This site is a tutorial on research methods with examples pulled from Psychology, Biology, Geology, and Sociology. It was created by individuals within the Maricopa Community Collge system, especially those within theMaricopa Center for Learning and Instruction. The site addresses the basics, strengths, and limitations of the experimental, correlational, naturalistic observation, survey, and case study methods.
Type of Material:
This website is a tutorial on research methods utilizing Shockwave and including the descriptions of five basic research methods (experiment, correlation, naturalistic observation, survey, and case study) and examples of the methods from four different disciplines (Psychology, Biology, Geology, and Sociology), as well as practice and post-tests on identifying the methods, their strengths, and their limitations.
This tutorial could be used as either an in- or out-of-class assignment or review for introductory (or other undergraduate)students in psychology, sociology, biology, or geology.
The only technical requirement for the tutorial to function properly is Shockwave. The site contains a link to download Shockwave if needed.
Identify Major Learning Goals:
The site seeks to provide the student with a basic understanding of the experimental, correlational, naturalistic observation, survey, and case study methods. After completing the tutorial, the student should be able to identify examples of each of the methods, as well as their strengths and limitations.
Target Student Population:
The target student populations are students in the introductory courses in psychology, biology, geology,
and gociology as well as undergraduate students in these disciplines who need to review basic research methods.
Prerequisite Knowledge or Skills:
Evaluation and Observation
The content in this tutorial is of high quality. The descriptions of the research methods (as well as their strengths and limitations) are well-written and the examples used for each method are drawn from actual research studies. Two examples are given for each discipline (psychology, sociology, biology, geology) to illustrate the research methods.
Minor concerns are: (1) the practice and post-test questions are not discipline specific so that, for example, a psychology student who completed the tutorial and read the examples dealing with psychological studies would have test questions on research methods used, not only in psychology, but also in sociology, biology, and geology; (2) some of the test questions dealing with research method strengths and limitions can be confusing. For example, one strength of several methods is that they can be used when it would be ethically or practically unreasonable to use an experiment. In the practice and post-tests on this site, however, this answer is considered correct for only one particular research method; and (3) an opportunity for the student to explore and learn more would be useful as the site presents material at a very basic level.
Potential Effectiveness as a Teaching Tool

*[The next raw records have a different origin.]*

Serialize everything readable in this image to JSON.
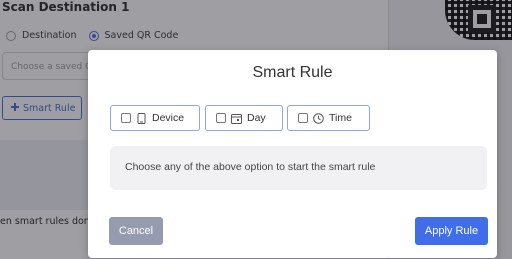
{
  "background": {
    "section_title": "Scan Destination 1",
    "radio_destination": "Destination",
    "radio_saved_qr": "Saved QR Code",
    "select_placeholder": "Choose a saved QR Code",
    "add_rule_label": "Smart Rule",
    "note_text": "en smart rules don"
  },
  "modal": {
    "title": "Smart Rule",
    "options": [
      {
        "label": "Device",
        "icon": "device-icon"
      },
      {
        "label": "Day",
        "icon": "calendar-icon"
      },
      {
        "label": "Time",
        "icon": "clock-icon"
      }
    ],
    "info_text": "Choose any of the above option to start the smart rule",
    "cancel_label": "Cancel",
    "apply_label": "Apply Rule"
  },
  "colors": {
    "primary": "#3f6ee8",
    "cancel": "#959caf",
    "option_border": "#8fa8e0"
  }
}
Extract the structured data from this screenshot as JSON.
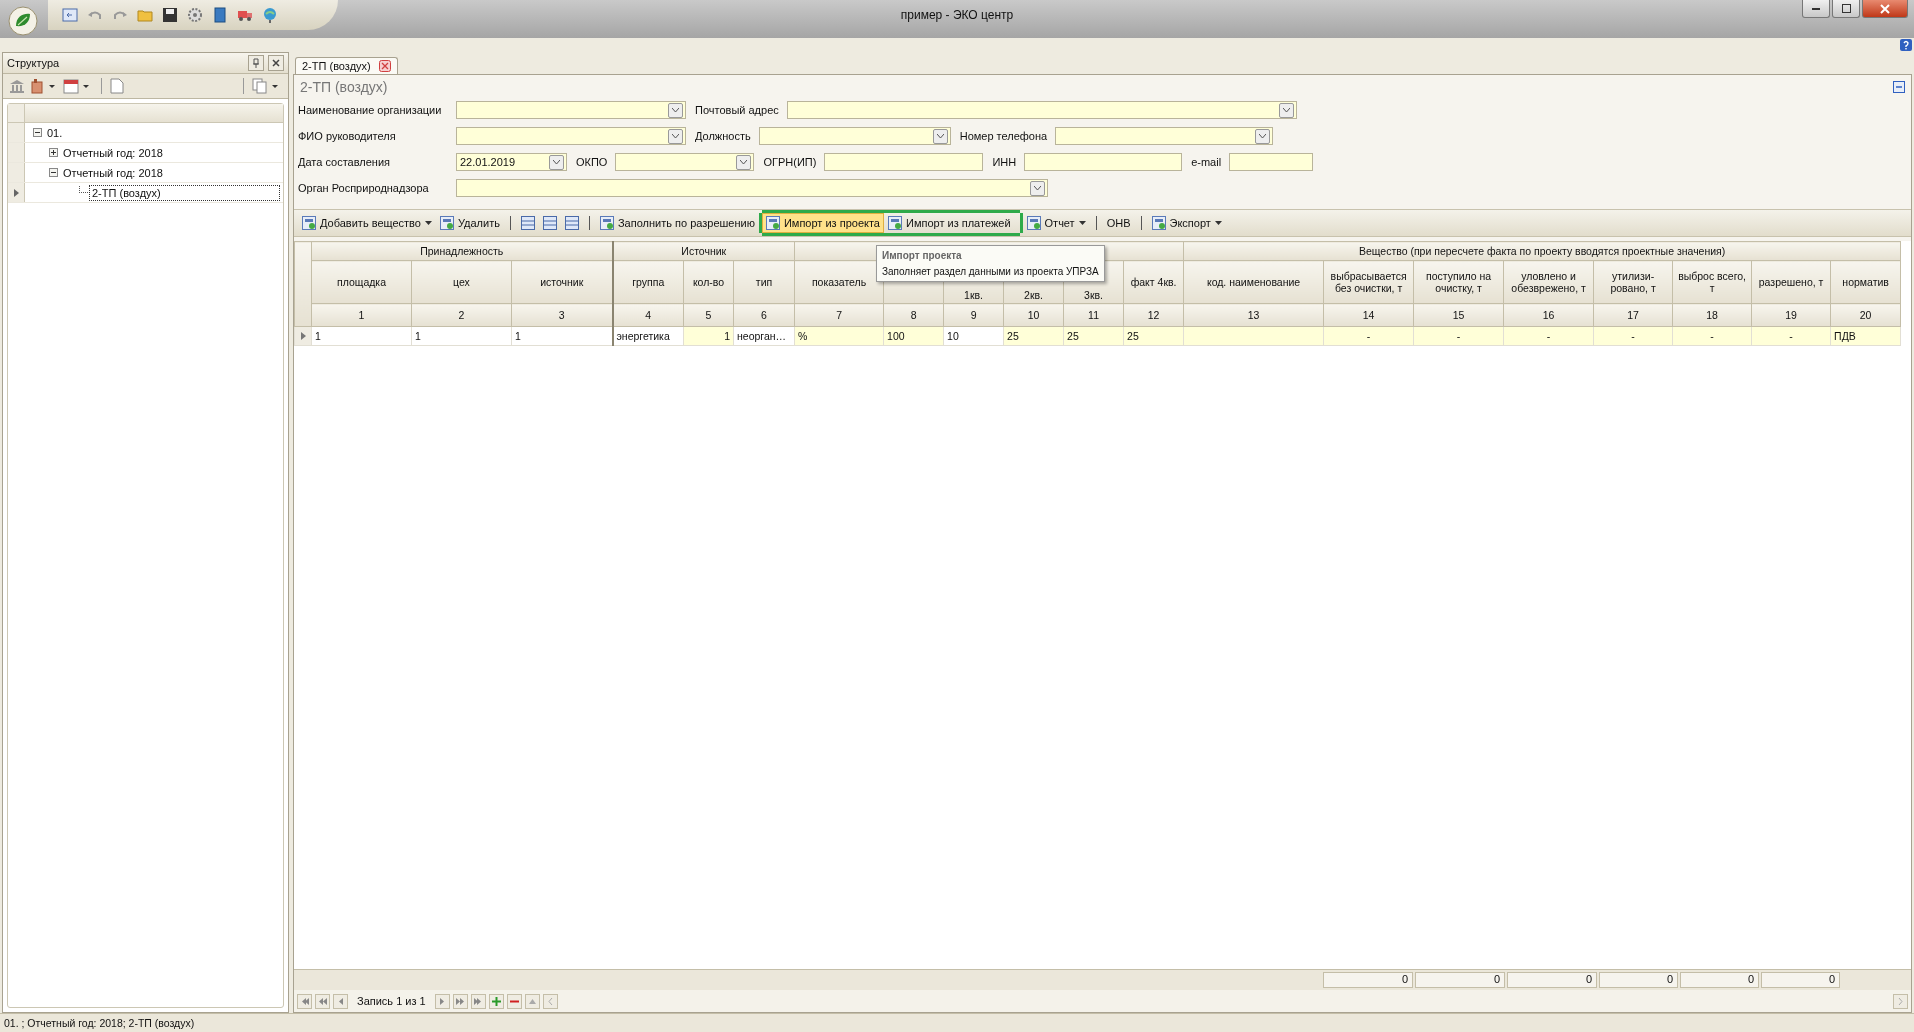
{
  "window": {
    "title": "пример - ЭКО центр"
  },
  "structure_panel": {
    "title": "Структура",
    "tree": [
      {
        "label": "01.",
        "expanded": true,
        "selected": false,
        "children": [
          {
            "label": "Отчетный год: 2018",
            "expanded": false,
            "selected": false
          },
          {
            "label": "Отчетный год: 2018",
            "expanded": true,
            "selected": false,
            "children": [
              {
                "label": "2-ТП (воздух)",
                "selected": true
              }
            ]
          }
        ]
      }
    ]
  },
  "tabs": [
    {
      "label": "2-ТП (воздух)",
      "selected": true
    }
  ],
  "document_title": "2-ТП (воздух)",
  "form": {
    "fields": [
      {
        "label": "Наименование организации",
        "kind": "combo"
      },
      {
        "label": "Почтовый адрес",
        "kind": "combo"
      },
      {
        "label": "ФИО руководителя",
        "kind": "combo"
      },
      {
        "label": "Должность",
        "kind": "combo"
      },
      {
        "label": "Номер телефона",
        "kind": "combo"
      },
      {
        "label": "Дата составления",
        "kind": "combo",
        "value": "22.01.2019"
      },
      {
        "label": "ОКПО",
        "kind": "combo"
      },
      {
        "label": "ОГРН(ИП)",
        "kind": "text"
      },
      {
        "label": "ИНН",
        "kind": "text"
      },
      {
        "label": "e-mail",
        "kind": "text"
      },
      {
        "label": "Орган Росприроднадзора",
        "kind": "combo"
      }
    ]
  },
  "toolbar": [
    {
      "kind": "button",
      "label": "Добавить вещество",
      "dropdown": true,
      "hovered": false
    },
    {
      "kind": "button",
      "label": "Удалить",
      "dropdown": false,
      "hovered": false
    },
    {
      "kind": "separator"
    },
    {
      "kind": "icon"
    },
    {
      "kind": "icon"
    },
    {
      "kind": "icon"
    },
    {
      "kind": "separator"
    },
    {
      "kind": "button",
      "label": "Заполнить по разрешению",
      "dropdown": false,
      "hovered": false
    },
    {
      "kind": "button",
      "label": "Импорт из проекта",
      "dropdown": false,
      "hovered": true,
      "outlined": true
    },
    {
      "kind": "button",
      "label": "Импорт из платежей",
      "dropdown": false,
      "hovered": false,
      "outlined": true
    },
    {
      "kind": "button",
      "label": "Отчет",
      "dropdown": true,
      "hovered": false
    },
    {
      "kind": "separator"
    },
    {
      "kind": "text",
      "label": "ОНВ"
    },
    {
      "kind": "separator"
    },
    {
      "kind": "button",
      "label": "Экспорт",
      "dropdown": true,
      "hovered": false
    }
  ],
  "tooltip": {
    "title": "Импорт проекта",
    "text": "Заполняет раздел данными из проекта УПРЗА"
  },
  "table": {
    "groups": [
      {
        "label": "Принадлежность"
      },
      {
        "label": "Источник"
      },
      {
        "label": "Вещество (при пересчете факта по проекту вводятся проектные значения)"
      }
    ],
    "columns": [
      {
        "label": "площадка",
        "number": "1"
      },
      {
        "label": "цех",
        "number": "2"
      },
      {
        "label": "источник",
        "number": "3"
      },
      {
        "label": "группа",
        "number": "4"
      },
      {
        "label": "кол-во",
        "number": "5"
      },
      {
        "label": "тип",
        "number": "6"
      },
      {
        "label": "показатель",
        "number": "7"
      },
      {
        "number": "8"
      },
      {
        "label": "1кв.",
        "number": "9"
      },
      {
        "label": "2кв.",
        "number": "10"
      },
      {
        "label": "3кв.",
        "number": "11"
      },
      {
        "label": "факт 4кв.",
        "number": "12"
      },
      {
        "label": "код. наименование",
        "number": "13"
      },
      {
        "label": "выбрасывается без очистки, т",
        "number": "14"
      },
      {
        "label": "поступило на очистку, т",
        "number": "15"
      },
      {
        "label": "уловлено и обезврежено, т",
        "number": "16"
      },
      {
        "label": "утилизи-ровано, т",
        "number": "17"
      },
      {
        "label": "выброс всего, т",
        "number": "18"
      },
      {
        "label": "разрешено, т",
        "number": "19"
      },
      {
        "label": "норматив",
        "number": "20"
      }
    ],
    "rows": [
      {
        "selected": true,
        "cells": [
          {
            "text": "1",
            "highlighted": false
          },
          {
            "text": "1",
            "highlighted": false
          },
          {
            "text": "1",
            "highlighted": false
          },
          {
            "text": "энергетика",
            "highlighted": false
          },
          {
            "text": "1",
            "highlighted": true
          },
          {
            "text": "неорган…",
            "highlighted": false
          },
          {
            "text": "%",
            "highlighted": true
          },
          {
            "text": "100",
            "highlighted": true
          },
          {
            "text": "10",
            "highlighted": false
          },
          {
            "text": "25",
            "highlighted": true
          },
          {
            "text": "25",
            "highlighted": true
          },
          {
            "text": "25",
            "highlighted": true
          },
          {
            "highlighted": true
          },
          {
            "text": "-",
            "highlighted": true
          },
          {
            "text": "-",
            "highlighted": true
          },
          {
            "text": "-",
            "highlighted": true
          },
          {
            "text": "-",
            "highlighted": true
          },
          {
            "text": "-",
            "highlighted": true
          },
          {
            "text": "-",
            "highlighted": true
          },
          {
            "text": "ПДВ",
            "highlighted": true
          }
        ]
      }
    ],
    "totals": [
      "0",
      "0",
      "0",
      "0",
      "0",
      "0"
    ]
  },
  "navigator": {
    "record": "Запись 1 из 1"
  },
  "status_bar": "01. ; Отчетный год: 2018; 2-ТП (воздух)"
}
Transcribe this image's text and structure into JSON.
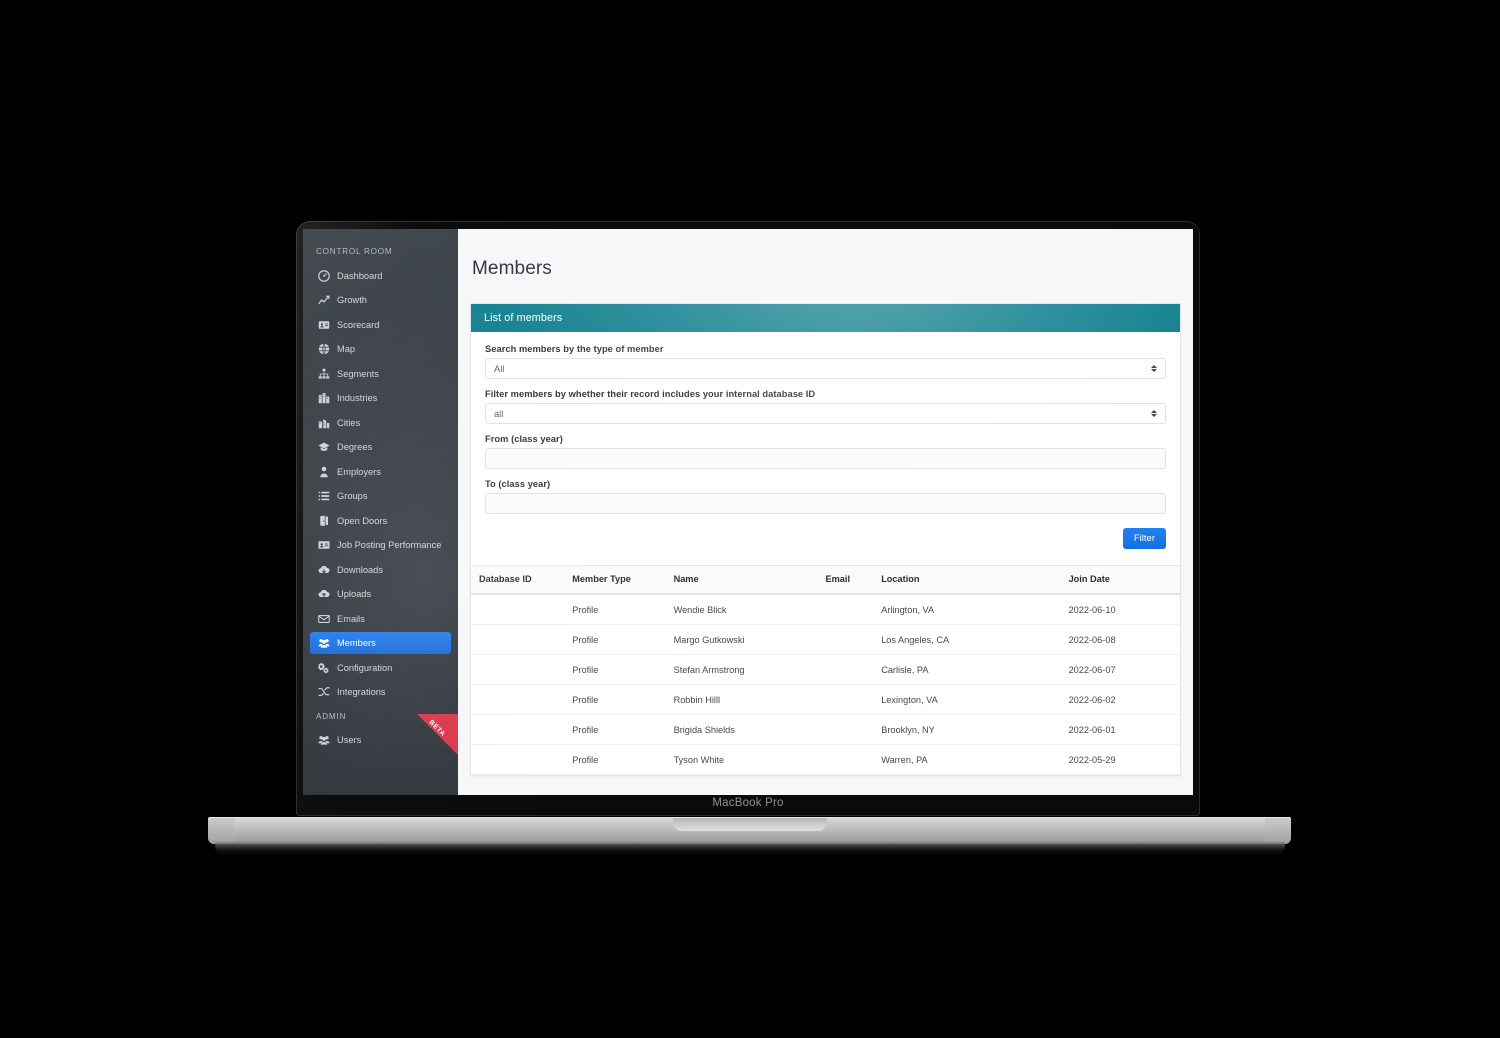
{
  "device": {
    "label": "MacBook Pro"
  },
  "sidebar": {
    "section_control_room": "CONTROL ROOM",
    "section_admin": "ADMIN",
    "beta_badge": "BETA",
    "items": [
      {
        "label": "Dashboard",
        "icon": "dashboard-icon",
        "active": false
      },
      {
        "label": "Growth",
        "icon": "chart-line-icon",
        "active": false
      },
      {
        "label": "Scorecard",
        "icon": "scorecard-icon",
        "active": false
      },
      {
        "label": "Map",
        "icon": "globe-icon",
        "active": false
      },
      {
        "label": "Segments",
        "icon": "sitemap-icon",
        "active": false
      },
      {
        "label": "Industries",
        "icon": "building-icon",
        "active": false
      },
      {
        "label": "Cities",
        "icon": "city-icon",
        "active": false
      },
      {
        "label": "Degrees",
        "icon": "graduation-icon",
        "active": false
      },
      {
        "label": "Employers",
        "icon": "user-tie-icon",
        "active": false
      },
      {
        "label": "Groups",
        "icon": "list-icon",
        "active": false
      },
      {
        "label": "Open Doors",
        "icon": "door-open-icon",
        "active": false
      },
      {
        "label": "Job Posting Performance",
        "icon": "id-card-icon",
        "active": false
      },
      {
        "label": "Downloads",
        "icon": "cloud-download-icon",
        "active": false
      },
      {
        "label": "Uploads",
        "icon": "cloud-upload-icon",
        "active": false
      },
      {
        "label": "Emails",
        "icon": "envelope-icon",
        "active": false
      },
      {
        "label": "Members",
        "icon": "users-icon",
        "active": true
      },
      {
        "label": "Configuration",
        "icon": "cogs-icon",
        "active": false
      },
      {
        "label": "Integrations",
        "icon": "shuffle-icon",
        "active": false
      }
    ],
    "admin_items": [
      {
        "label": "Users",
        "icon": "users-icon",
        "active": false
      }
    ]
  },
  "main": {
    "page_title": "Members",
    "card_header": "List of members",
    "fields": {
      "member_type": {
        "label": "Search members by the type of member",
        "value": "All",
        "control": "select"
      },
      "database_id": {
        "label": "Filter members by whether their record includes your internal database ID",
        "value": "all",
        "control": "select"
      },
      "from_class_year": {
        "label": "From (class year)",
        "value": "",
        "placeholder": "",
        "control": "text"
      },
      "to_class_year": {
        "label": "To (class year)",
        "value": "",
        "placeholder": "",
        "control": "text"
      }
    },
    "filter_button": "Filter",
    "table": {
      "columns": [
        "Database ID",
        "Member Type",
        "Name",
        "Email",
        "Location",
        "Join Date"
      ],
      "rows": [
        {
          "database_id": "",
          "member_type": "Profile",
          "name": "Wendie Blick",
          "email": "",
          "location": "Arlington, VA",
          "join_date": "2022-06-10"
        },
        {
          "database_id": "",
          "member_type": "Profile",
          "name": "Margo Gutkowski",
          "email": "",
          "location": "Los Angeles, CA",
          "join_date": "2022-06-08"
        },
        {
          "database_id": "",
          "member_type": "Profile",
          "name": "Stefan Armstrong",
          "email": "",
          "location": "Carlisle, PA",
          "join_date": "2022-06-07"
        },
        {
          "database_id": "",
          "member_type": "Profile",
          "name": "Robbin Hilll",
          "email": "",
          "location": "Lexington, VA",
          "join_date": "2022-06-02"
        },
        {
          "database_id": "",
          "member_type": "Profile",
          "name": "Brigida Shields",
          "email": "",
          "location": "Brooklyn, NY",
          "join_date": "2022-06-01"
        },
        {
          "database_id": "",
          "member_type": "Profile",
          "name": "Tyson White",
          "email": "",
          "location": "Warren, PA",
          "join_date": "2022-05-29"
        }
      ]
    }
  },
  "colors": {
    "sidebar_bg": "#343a40",
    "sidebar_active": "#1a73e8",
    "card_header_teal": "#12808f",
    "primary_button": "#1877e8",
    "ribbon_red": "#d9344a"
  }
}
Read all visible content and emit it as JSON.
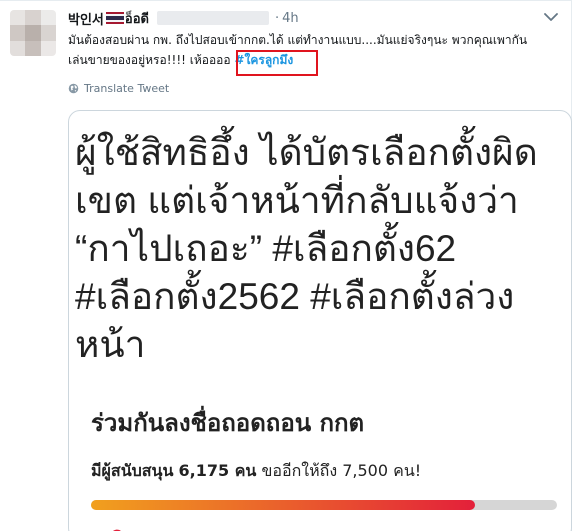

Often, research methods is a difficult topic for students to grasp, especially as they are used within specific disciplines. This tutorial is a wonderful one to help make the topic a little easier for students to understand. It is easy to use; the site is clearly laid out with prominent navigational links. An introduction is given examining the question "What is science all about anyway?" Learning objectives are explicitly stated. The major research methods are clearly described,
even correlation. (There is a wonderful correlation meter!) Practice and post-tests are useful teaching tools, because feedback for both correct and incorrect answers are given in the practice tests and final scores are given for the post-tests. The use of actual research studies (from the various disciplines) to illustrate each research method is a particularly effective teaching tool. Another nice feature (which may help students relate to the material) is that upon entry into the lab, one can type in a name for a personal welcome.
If students are sent to this site as their sole exposure to research methods, it may not be sufficient for complete understanding for all students. As a supplement to other instruction, however, it is excellent (and for some students, may be all that they need). There are some flaws in the testing. In the identifying strengths practice quiz, for example, it is not possible to determine if one's answers are correct or not. The lack of direct feedback in the post-test is also a problem
Ease of Use for Both Students and Faculty
The tutorial is very easy to use and has a navigation button to click for help in understanding the program.
One concern is for students unfamiliar with Shockwave who will need to download the software in order to use the tutorial. However, the site makes this download easy by providing a link by which to obtain the multimedia player. The problems noted with the quizzes interfere with the ease of use of the site. In addition, the site is not accessible.
Other Issues and Comments:
Links are available to e-mail the creators of the website.